## PROMPT:
The entries are to be reproduced verbatim, and their pictures left out.

(Dataset items)
↓

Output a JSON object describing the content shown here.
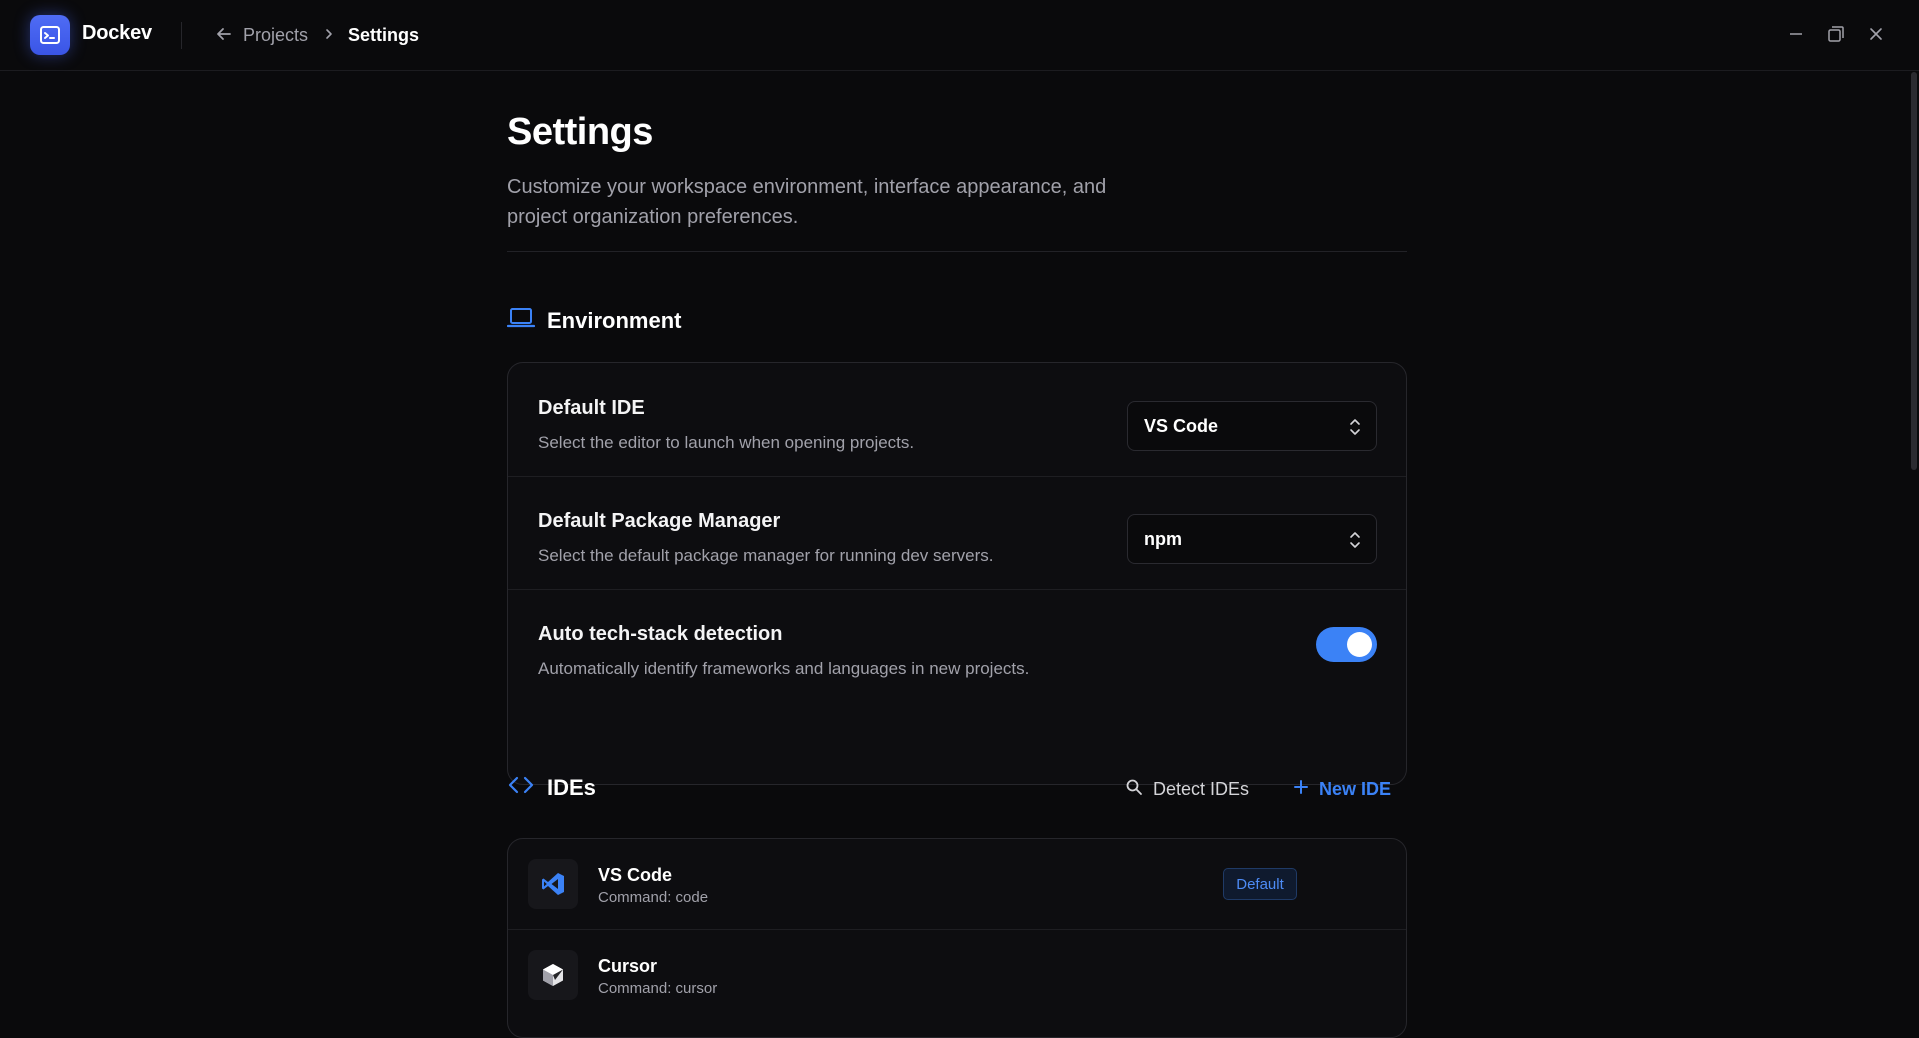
{
  "app": {
    "name": "Dockev"
  },
  "breadcrumb": {
    "projects": "Projects",
    "current": "Settings"
  },
  "header": {
    "title": "Settings",
    "description": "Customize your workspace environment, interface appearance, and project organization preferences."
  },
  "environment": {
    "title": "Environment",
    "default_ide": {
      "title": "Default IDE",
      "description": "Select the editor to launch when opening projects.",
      "value": "VS Code"
    },
    "package_manager": {
      "title": "Default Package Manager",
      "description": "Select the default package manager for running dev servers.",
      "value": "npm"
    },
    "auto_detect": {
      "title": "Auto tech-stack detection",
      "description": "Automatically identify frameworks and languages in new projects.",
      "enabled": true
    }
  },
  "ides": {
    "title": "IDEs",
    "detect_label": "Detect IDEs",
    "new_label": "New IDE",
    "items": [
      {
        "name": "VS Code",
        "command": "Command: code",
        "badge": "Default",
        "icon": "vscode-icon"
      },
      {
        "name": "Cursor",
        "command": "Command: cursor",
        "icon": "cursor-icon"
      }
    ]
  },
  "colors": {
    "accent": "#3b82f6",
    "logo": "#4563ee",
    "background": "#0a0a0c"
  }
}
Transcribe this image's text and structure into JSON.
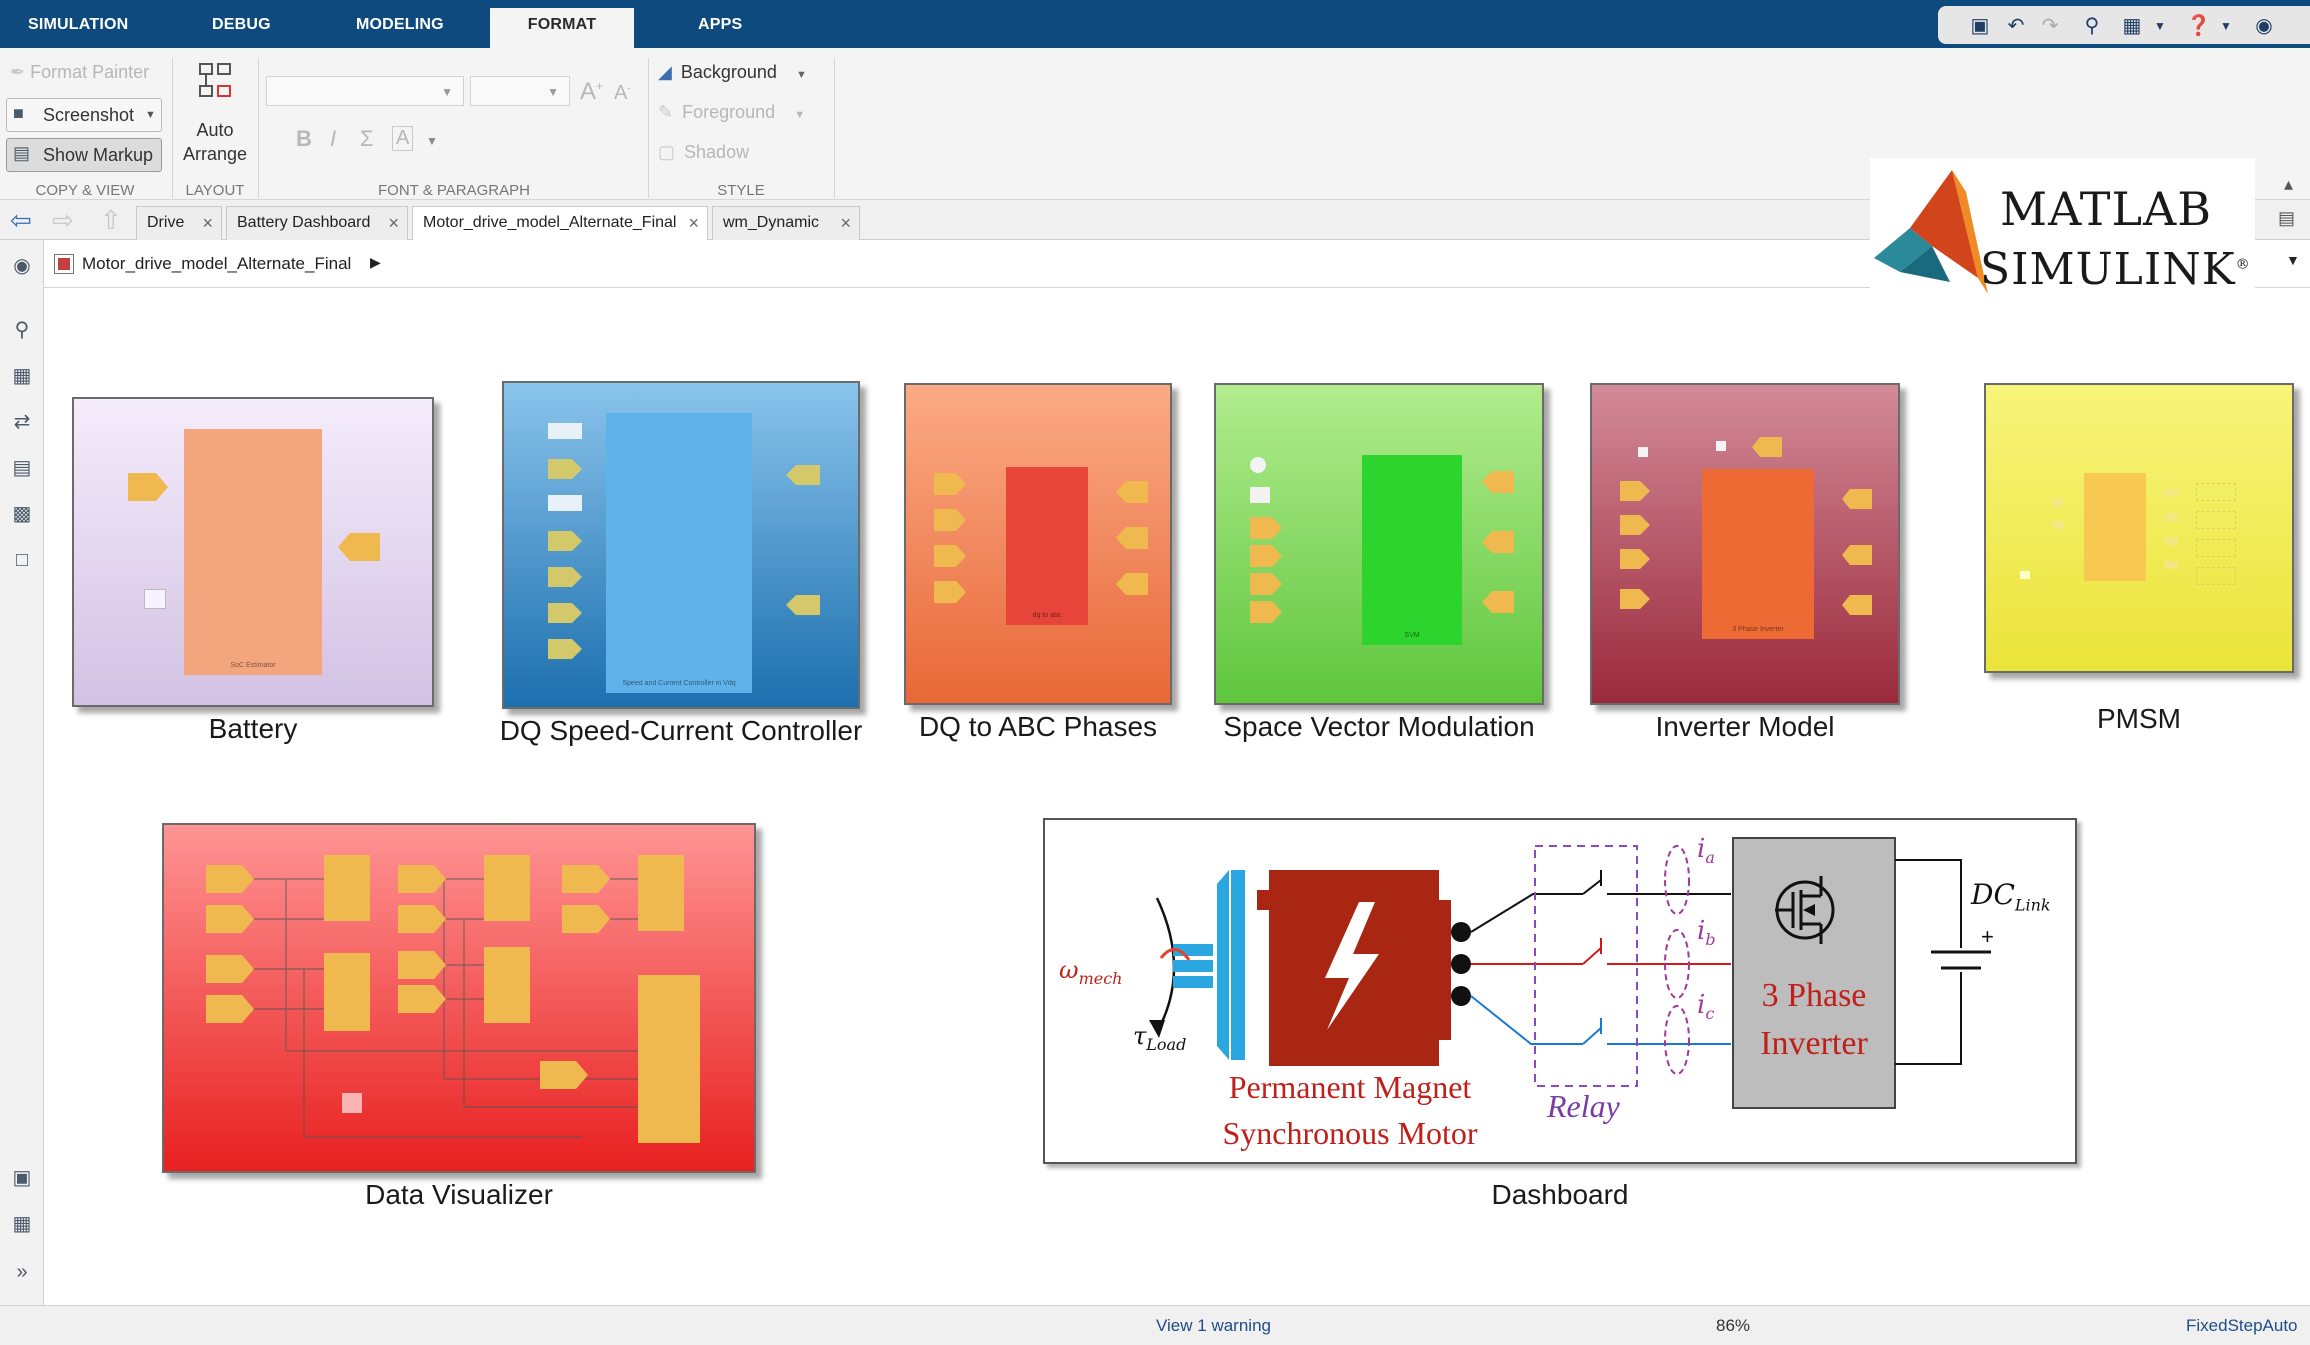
{
  "menu": {
    "tabs": [
      {
        "label": "SIMULATION"
      },
      {
        "label": "DEBUG"
      },
      {
        "label": "MODELING"
      },
      {
        "label": "FORMAT"
      },
      {
        "label": "APPS"
      }
    ],
    "active_tab": "FORMAT"
  },
  "ribbon": {
    "format_painter": "Format Painter",
    "screenshot": "Screenshot",
    "show_markup": "Show Markup",
    "copy_view_group": "COPY & VIEW",
    "auto": "Auto",
    "arrange": "Arrange",
    "layout_group": "LAYOUT",
    "font_paragraph_group": "FONT & PARAGRAPH",
    "bold": "B",
    "italic": "I",
    "sigma": "Σ",
    "font_a": "A",
    "background": "Background",
    "foreground": "Foreground",
    "shadow": "Shadow",
    "style_group": "STYLE"
  },
  "tabs": [
    {
      "label": "Drive"
    },
    {
      "label": "Battery Dashboard"
    },
    {
      "label": "Motor_drive_model_Alternate_Final"
    },
    {
      "label": "wm_Dynamic"
    }
  ],
  "breadcrumb": {
    "model": "Motor_drive_model_Alternate_Final"
  },
  "blocks": {
    "battery": {
      "label": "Battery",
      "inner": "SoC Estimator"
    },
    "dq": {
      "label": "DQ Speed-Current Controller",
      "inner": "Speed and Current Controller in Vdq"
    },
    "dq_abc": {
      "label": "DQ to ABC Phases",
      "inner": "dq to abc"
    },
    "svm": {
      "label": "Space Vector Modulation",
      "inner": "SVM"
    },
    "inverter": {
      "label": "Inverter Model",
      "inner": "3 Phase Inverter"
    },
    "pmsm": {
      "label": "PMSM"
    },
    "visualizer": {
      "label": "Data Visualizer"
    },
    "dashboard": {
      "label": "Dashboard"
    }
  },
  "dashboard_image": {
    "omega": "ω",
    "omega_sub": "mech",
    "tau": "τ",
    "tau_sub": "Load",
    "pm_line1": "Permanent Magnet",
    "pm_line2": "Synchronous Motor",
    "relay": "Relay",
    "ia": "i",
    "ia_sub": "a",
    "ib": "i",
    "ib_sub": "b",
    "ic": "i",
    "ic_sub": "c",
    "inv_line1": "3 Phase",
    "inv_line2": "Inverter",
    "dc": "DC",
    "dc_sub": "Link",
    "plus": "+"
  },
  "status": {
    "warning": "View 1 warning",
    "zoom": "86%",
    "solver": "FixedStepAuto"
  },
  "logo": {
    "matlab": "MATLAB",
    "simulink": "SIMULINK",
    "reg": "®"
  },
  "colors": {
    "menubar": "#0e4a7e",
    "battery": "#e8dcf0",
    "dq": "#3a8fd0",
    "dq_abc": "#f0804f",
    "svm": "#7fd65b",
    "inverter": "#b04557",
    "pmsm": "#f2ef50",
    "visualizer": "#ef4545",
    "port": "#f0b94f"
  }
}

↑

## RESPONSE AREA:
Output a JSON object describing the content shown here.
{
  "app": {
    "name": "Dockev"
  },
  "breadcrumb": {
    "projects": "Projects",
    "current": "Settings"
  },
  "header": {
    "title": "Settings",
    "description": "Customize your workspace environment, interface appearance, and project organization preferences."
  },
  "environment": {
    "title": "Environment",
    "default_ide": {
      "title": "Default IDE",
      "description": "Select the editor to launch when opening projects.",
      "value": "VS Code"
    },
    "package_manager": {
      "title": "Default Package Manager",
      "description": "Select the default package manager for running dev servers.",
      "value": "npm"
    },
    "auto_detect": {
      "title": "Auto tech-stack detection",
      "description": "Automatically identify frameworks and languages in new projects.",
      "enabled": true
    }
  },
  "ides": {
    "title": "IDEs",
    "detect_label": "Detect IDEs",
    "new_label": "New IDE",
    "items": [
      {
        "name": "VS Code",
        "command": "Command: code",
        "badge": "Default",
        "icon": "vscode-icon"
      },
      {
        "name": "Cursor",
        "command": "Command: cursor",
        "icon": "cursor-icon"
      }
    ]
  },
  "colors": {
    "accent": "#3b82f6",
    "logo": "#4563ee",
    "background": "#0a0a0c"
  }
}
Transcribe this image's text and structure into JSON.
{
  "menu": {
    "tabs": [
      {
        "label": "SIMULATION"
      },
      {
        "label": "DEBUG"
      },
      {
        "label": "MODELING"
      },
      {
        "label": "FORMAT"
      },
      {
        "label": "APPS"
      }
    ],
    "active_tab": "FORMAT"
  },
  "ribbon": {
    "format_painter": "Format Painter",
    "screenshot": "Screenshot",
    "show_markup": "Show Markup",
    "copy_view_group": "COPY & VIEW",
    "auto": "Auto",
    "arrange": "Arrange",
    "layout_group": "LAYOUT",
    "font_paragraph_group": "FONT & PARAGRAPH",
    "bold": "B",
    "italic": "I",
    "sigma": "Σ",
    "font_a": "A",
    "background": "Background",
    "foreground": "Foreground",
    "shadow": "Shadow",
    "style_group": "STYLE"
  },
  "tabs": [
    {
      "label": "Drive"
    },
    {
      "label": "Battery Dashboard"
    },
    {
      "label": "Motor_drive_model_Alternate_Final"
    },
    {
      "label": "wm_Dynamic"
    }
  ],
  "breadcrumb": {
    "model": "Motor_drive_model_Alternate_Final"
  },
  "blocks": {
    "battery": {
      "label": "Battery",
      "inner": "SoC Estimator"
    },
    "dq": {
      "label": "DQ Speed-Current Controller",
      "inner": "Speed and Current Controller in Vdq"
    },
    "dq_abc": {
      "label": "DQ to ABC Phases",
      "inner": "dq to abc"
    },
    "svm": {
      "label": "Space Vector Modulation",
      "inner": "SVM"
    },
    "inverter": {
      "label": "Inverter Model",
      "inner": "3 Phase Inverter"
    },
    "pmsm": {
      "label": "PMSM"
    },
    "visualizer": {
      "label": "Data Visualizer"
    },
    "dashboard": {
      "label": "Dashboard"
    }
  },
  "dashboard_image": {
    "omega": "ω",
    "omega_sub": "mech",
    "tau": "τ",
    "tau_sub": "Load",
    "pm_line1": "Permanent Magnet",
    "pm_line2": "Synchronous Motor",
    "relay": "Relay",
    "ia": "i",
    "ia_sub": "a",
    "ib": "i",
    "ib_sub": "b",
    "ic": "i",
    "ic_sub": "c",
    "inv_line1": "3 Phase",
    "inv_line2": "Inverter",
    "dc": "DC",
    "dc_sub": "Link",
    "plus": "+"
  },
  "status": {
    "warning": "View 1 warning",
    "zoom": "86%",
    "solver": "FixedStepAuto"
  },
  "logo": {
    "matlab": "MATLAB",
    "simulink": "SIMULINK",
    "reg": "®"
  },
  "colors": {
    "menubar": "#0e4a7e",
    "battery": "#e8dcf0",
    "dq": "#3a8fd0",
    "dq_abc": "#f0804f",
    "svm": "#7fd65b",
    "inverter": "#b04557",
    "pmsm": "#f2ef50",
    "visualizer": "#ef4545",
    "port": "#f0b94f"
  }
}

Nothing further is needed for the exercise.